Just because I like Eun Sang, though, doesn’t mean that I’m all that crazy about the show you’ve built around her.

Tuesday, November 5, 2013

Boyfriend Bot: Kdrama Edition

The Song Joong Ki *

Has Korean drama ruined you for real men?

Traditional relationships are such a hassle. First you have to find someone you like, which is no easy task. Whether you try Internet dating, hit the bar scene, or ask your friends to set you up, it won’t take long for you to realize that the frogs of the world far, far outnumber its princes. And even when you do find that special someone, you have to live with him. This, as we all know, can be even harder than making an initial love connection. From toilet seats that never get put down to Grand Theft Auto marathons when you’d rather be watching dramas, the care and keeping of a boy can mean lots of sacrifice and frustrating, time-consuming work.

Well, fret no more! Boyfriend Bot(tm) is proud to announce the release of its latest collection of ultra-realistic boyfriend simulators: The Kdrama Male Lead. The man of your dreams is now as close as a phone call away.

Lovingly handcrafted using the finest of raw materials and the world’s most advanced cybernetic technologies, you’ll swear your Boyfriend Bot is better than the real thing. He’s low maintenance, fully waterproof, and—best of all—programmed to learn from your every interaction. Before long, he’ll be greeting you at the door on cold winter nights with your favorite hot chocolate, ready to give you a professional-grade massage to erase the cares of life.

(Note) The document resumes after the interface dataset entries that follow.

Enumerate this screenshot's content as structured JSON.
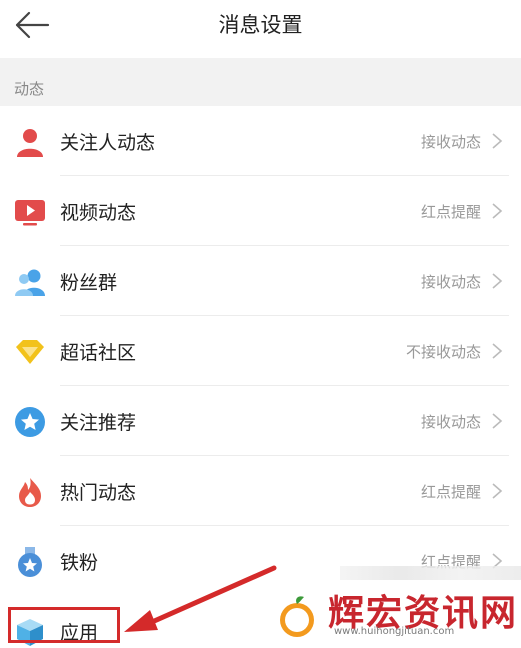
{
  "header": {
    "title": "消息设置",
    "back_icon": "back-arrow-icon"
  },
  "section": {
    "label": "动态"
  },
  "items": [
    {
      "label": "关注人动态",
      "value": "接收动态",
      "icon": "person-icon",
      "color": "#e24b4b"
    },
    {
      "label": "视频动态",
      "value": "红点提醒",
      "icon": "video-icon",
      "color": "#e24b4b"
    },
    {
      "label": "粉丝群",
      "value": "接收动态",
      "icon": "fans-group-icon",
      "color": "#4aa3e8"
    },
    {
      "label": "超话社区",
      "value": "不接收动态",
      "icon": "diamond-icon",
      "color": "#f2c21b"
    },
    {
      "label": "关注推荐",
      "value": "接收动态",
      "icon": "star-icon",
      "color": "#3d9be3"
    },
    {
      "label": "热门动态",
      "value": "红点提醒",
      "icon": "flame-icon",
      "color": "#e85a4a"
    },
    {
      "label": "铁粉",
      "value": "红点提醒",
      "icon": "medal-icon",
      "color": "#4a8fd8"
    },
    {
      "label": "应用",
      "value": "",
      "icon": "app-cube-icon",
      "color": "#4fb1e6"
    }
  ],
  "watermark": {
    "name": "辉宏资讯网",
    "url": "www.huihongjituan.com"
  },
  "colors": {
    "highlight": "#d42a2a",
    "accent": "#c8262e"
  }
}
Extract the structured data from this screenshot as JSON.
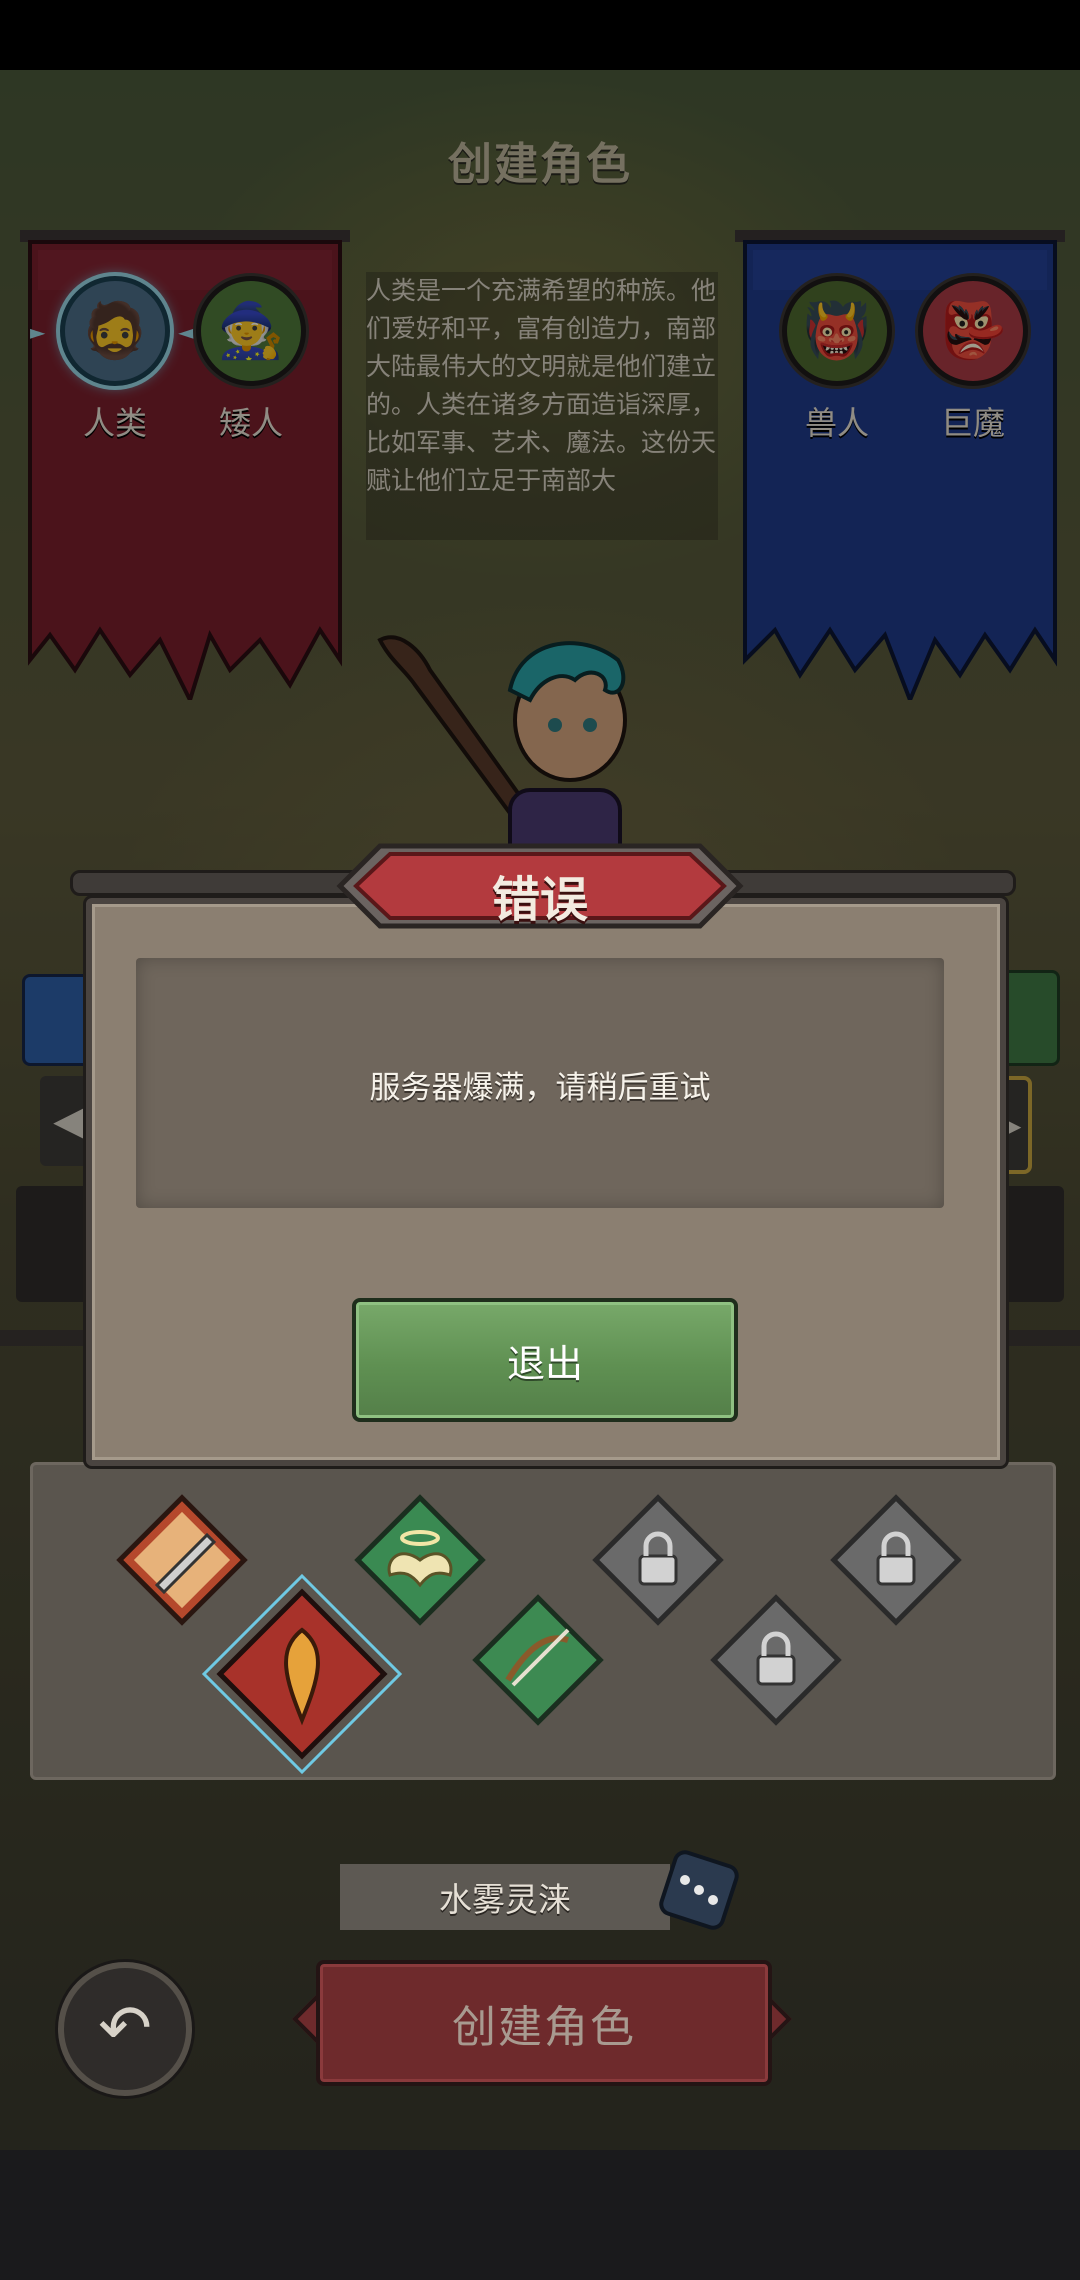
{
  "header": {
    "title": "创建角色"
  },
  "races": {
    "alliance": [
      {
        "label": "人类",
        "icon": "human-portrait-icon",
        "selected": true
      },
      {
        "label": "矮人",
        "icon": "dwarf-portrait-icon",
        "selected": false
      }
    ],
    "horde": [
      {
        "label": "兽人",
        "icon": "orc-portrait-icon",
        "selected": false
      },
      {
        "label": "巨魔",
        "icon": "troll-portrait-icon",
        "selected": false
      }
    ],
    "description": "人类是一个充满希望的种族。他们爱好和平，富有创造力，南部大陆最伟大的文明就是他们建立的。人类在诸多方面造诣深厚，比如军事、艺术、魔法。这份天赋让他们立足于南部大"
  },
  "dialog": {
    "title": "错误",
    "message": "服务器爆满，请稍后重试",
    "exit_label": "退出"
  },
  "classes": [
    {
      "icon": "warrior-sword-icon",
      "locked": false,
      "selected": false
    },
    {
      "icon": "priest-wings-icon",
      "locked": false,
      "selected": false
    },
    {
      "icon": "locked-class-icon",
      "locked": true,
      "selected": false
    },
    {
      "icon": "locked-class-icon",
      "locked": true,
      "selected": false
    },
    {
      "icon": "mage-flame-icon",
      "locked": false,
      "selected": true
    },
    {
      "icon": "hunter-bow-icon",
      "locked": false,
      "selected": false
    },
    {
      "icon": "locked-class-icon",
      "locked": true,
      "selected": false
    }
  ],
  "character": {
    "name": "水雾灵涞"
  },
  "footer": {
    "create_label": "创建角色"
  },
  "colors": {
    "alliance_banner": "#7a1f2c",
    "horde_banner": "#1f3a8a",
    "dialog_bg": "#8b7f71",
    "exit_button": "#5f9052",
    "create_button": "#6e2a2c"
  }
}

Your Boyfriend Bot will arrive pre-loaded with a number of your favorite Kdrama scenes and phrases, prepared to romance you and take out the garbage without making a fuss. His delicious, built-in washboard abs require no gym upkeep, while his lifelike gaze will make you weak in the knees. And thanks to an initial vocabulary of over two million words in the languages of your choice, you’ll never run out of things to discuss with your Boyfriend Bot. (We would say that his stellar conversation skills could fool you into believing your Bot is another human being, but it’s immediately obvious that the Bot’s insightful, thoughtful discussion is of a calibre most people will never attain.)

A world of romance awaits. So what are you waiting for?